Dataset items:

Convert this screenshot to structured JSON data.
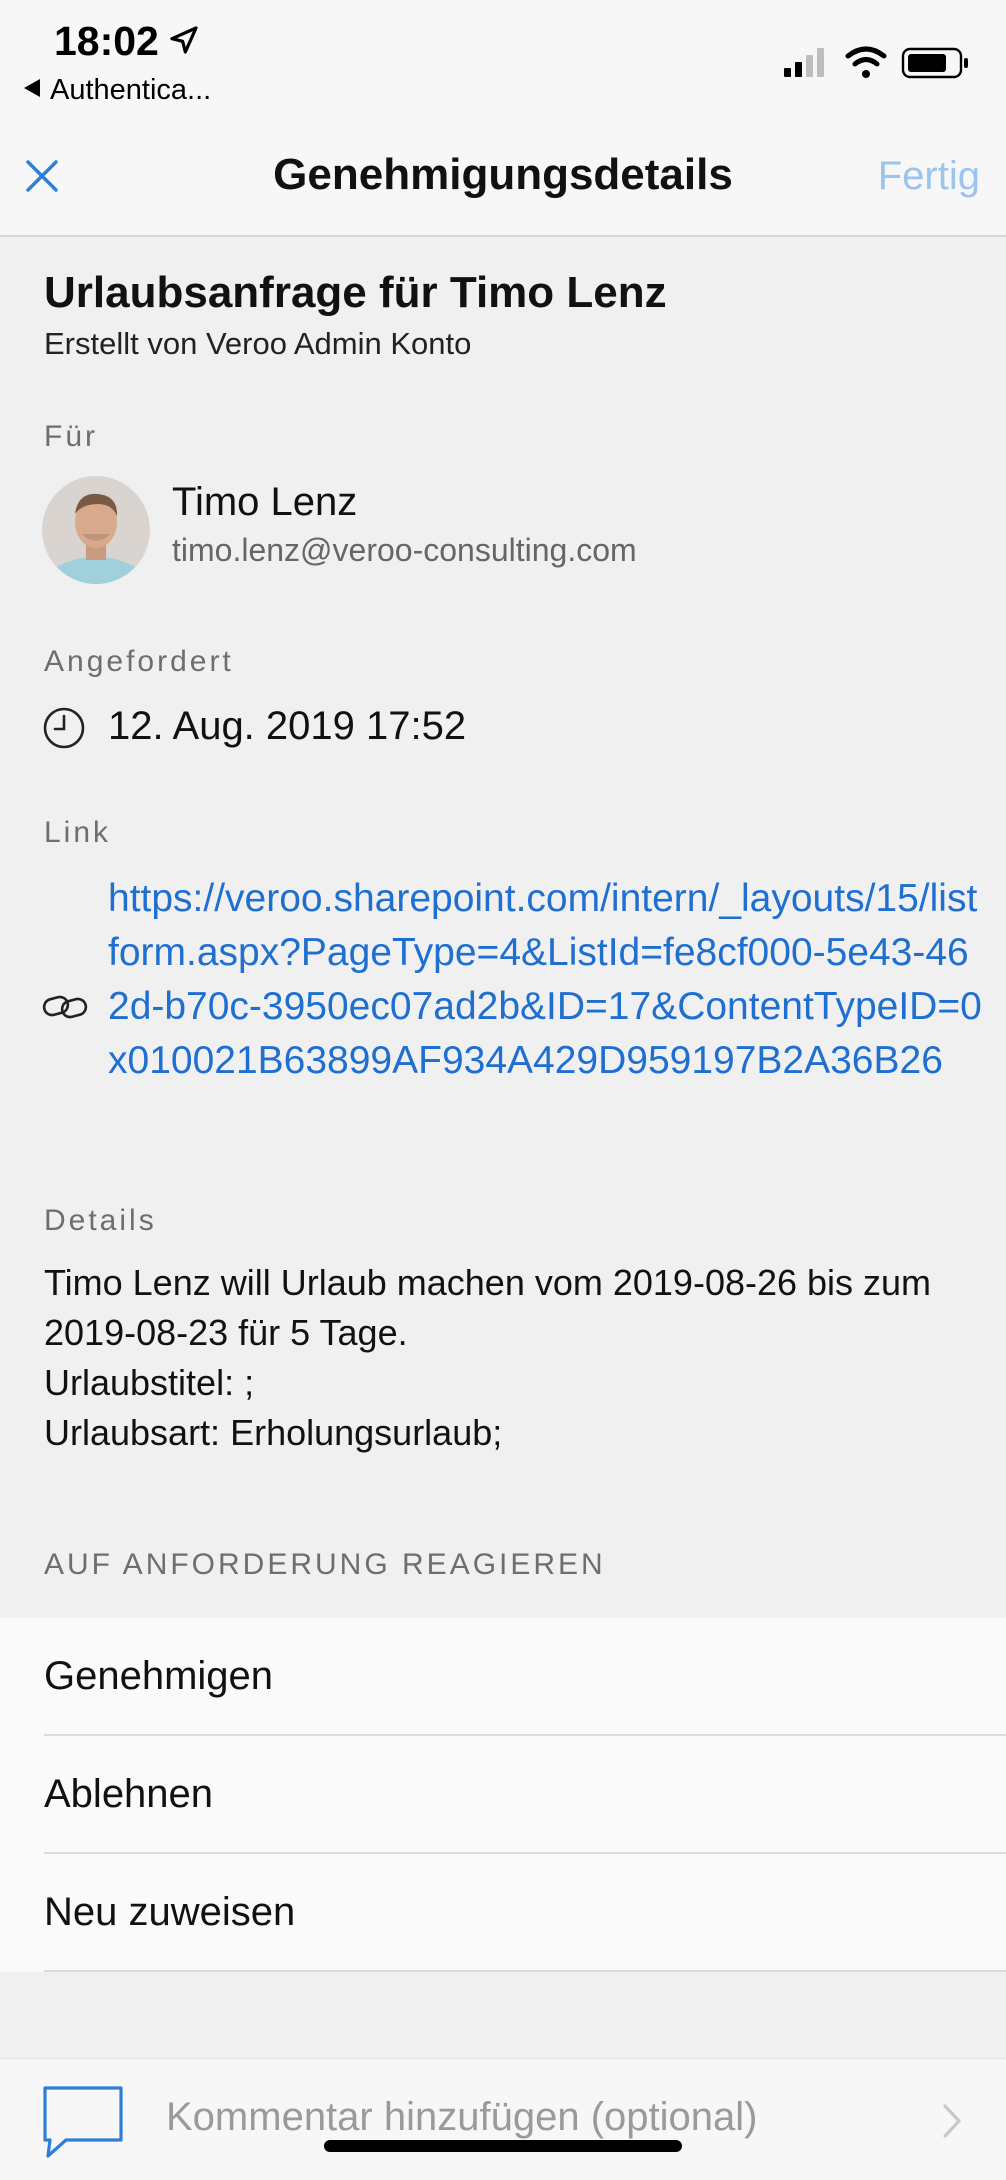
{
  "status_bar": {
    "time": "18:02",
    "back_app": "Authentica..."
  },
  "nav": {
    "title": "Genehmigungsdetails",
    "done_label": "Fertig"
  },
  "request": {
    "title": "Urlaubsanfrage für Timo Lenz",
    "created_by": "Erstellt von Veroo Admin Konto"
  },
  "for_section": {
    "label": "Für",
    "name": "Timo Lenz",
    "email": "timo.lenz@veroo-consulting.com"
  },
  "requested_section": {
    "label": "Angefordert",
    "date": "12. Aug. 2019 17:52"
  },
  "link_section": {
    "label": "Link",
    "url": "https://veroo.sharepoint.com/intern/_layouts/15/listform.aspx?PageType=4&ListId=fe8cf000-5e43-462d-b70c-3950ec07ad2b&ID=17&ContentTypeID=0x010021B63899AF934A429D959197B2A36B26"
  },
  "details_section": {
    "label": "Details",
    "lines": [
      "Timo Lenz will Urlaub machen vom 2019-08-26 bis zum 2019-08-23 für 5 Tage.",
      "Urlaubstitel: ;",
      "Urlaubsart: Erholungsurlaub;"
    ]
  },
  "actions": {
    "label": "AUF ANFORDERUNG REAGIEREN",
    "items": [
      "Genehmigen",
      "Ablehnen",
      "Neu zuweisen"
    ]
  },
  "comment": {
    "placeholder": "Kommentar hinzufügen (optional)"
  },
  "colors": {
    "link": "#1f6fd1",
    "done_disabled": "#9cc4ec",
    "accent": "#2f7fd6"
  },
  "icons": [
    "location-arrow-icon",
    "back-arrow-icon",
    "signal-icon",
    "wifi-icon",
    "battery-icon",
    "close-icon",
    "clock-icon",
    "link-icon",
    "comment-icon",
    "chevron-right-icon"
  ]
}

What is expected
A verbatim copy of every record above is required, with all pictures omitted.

Your response
Convert this screenshot to structured JSON data.
{
  "status_bar": {
    "time": "18:02",
    "back_app": "Authentica..."
  },
  "nav": {
    "title": "Genehmigungsdetails",
    "done_label": "Fertig"
  },
  "request": {
    "title": "Urlaubsanfrage für Timo Lenz",
    "created_by": "Erstellt von Veroo Admin Konto"
  },
  "for_section": {
    "label": "Für",
    "name": "Timo Lenz",
    "email": "timo.lenz@veroo-consulting.com"
  },
  "requested_section": {
    "label": "Angefordert",
    "date": "12. Aug. 2019 17:52"
  },
  "link_section": {
    "label": "Link",
    "url": "https://veroo.sharepoint.com/intern/_layouts/15/listform.aspx?PageType=4&ListId=fe8cf000-5e43-462d-b70c-3950ec07ad2b&ID=17&ContentTypeID=0x010021B63899AF934A429D959197B2A36B26"
  },
  "details_section": {
    "label": "Details",
    "lines": [
      "Timo Lenz will Urlaub machen vom 2019-08-26 bis zum 2019-08-23 für 5 Tage.",
      "Urlaubstitel: ;",
      "Urlaubsart: Erholungsurlaub;"
    ]
  },
  "actions": {
    "label": "AUF ANFORDERUNG REAGIEREN",
    "items": [
      "Genehmigen",
      "Ablehnen",
      "Neu zuweisen"
    ]
  },
  "comment": {
    "placeholder": "Kommentar hinzufügen (optional)"
  },
  "colors": {
    "link": "#1f6fd1",
    "done_disabled": "#9cc4ec",
    "accent": "#2f7fd6"
  },
  "icons": [
    "location-arrow-icon",
    "back-arrow-icon",
    "signal-icon",
    "wifi-icon",
    "battery-icon",
    "close-icon",
    "clock-icon",
    "link-icon",
    "comment-icon",
    "chevron-right-icon"
  ]
}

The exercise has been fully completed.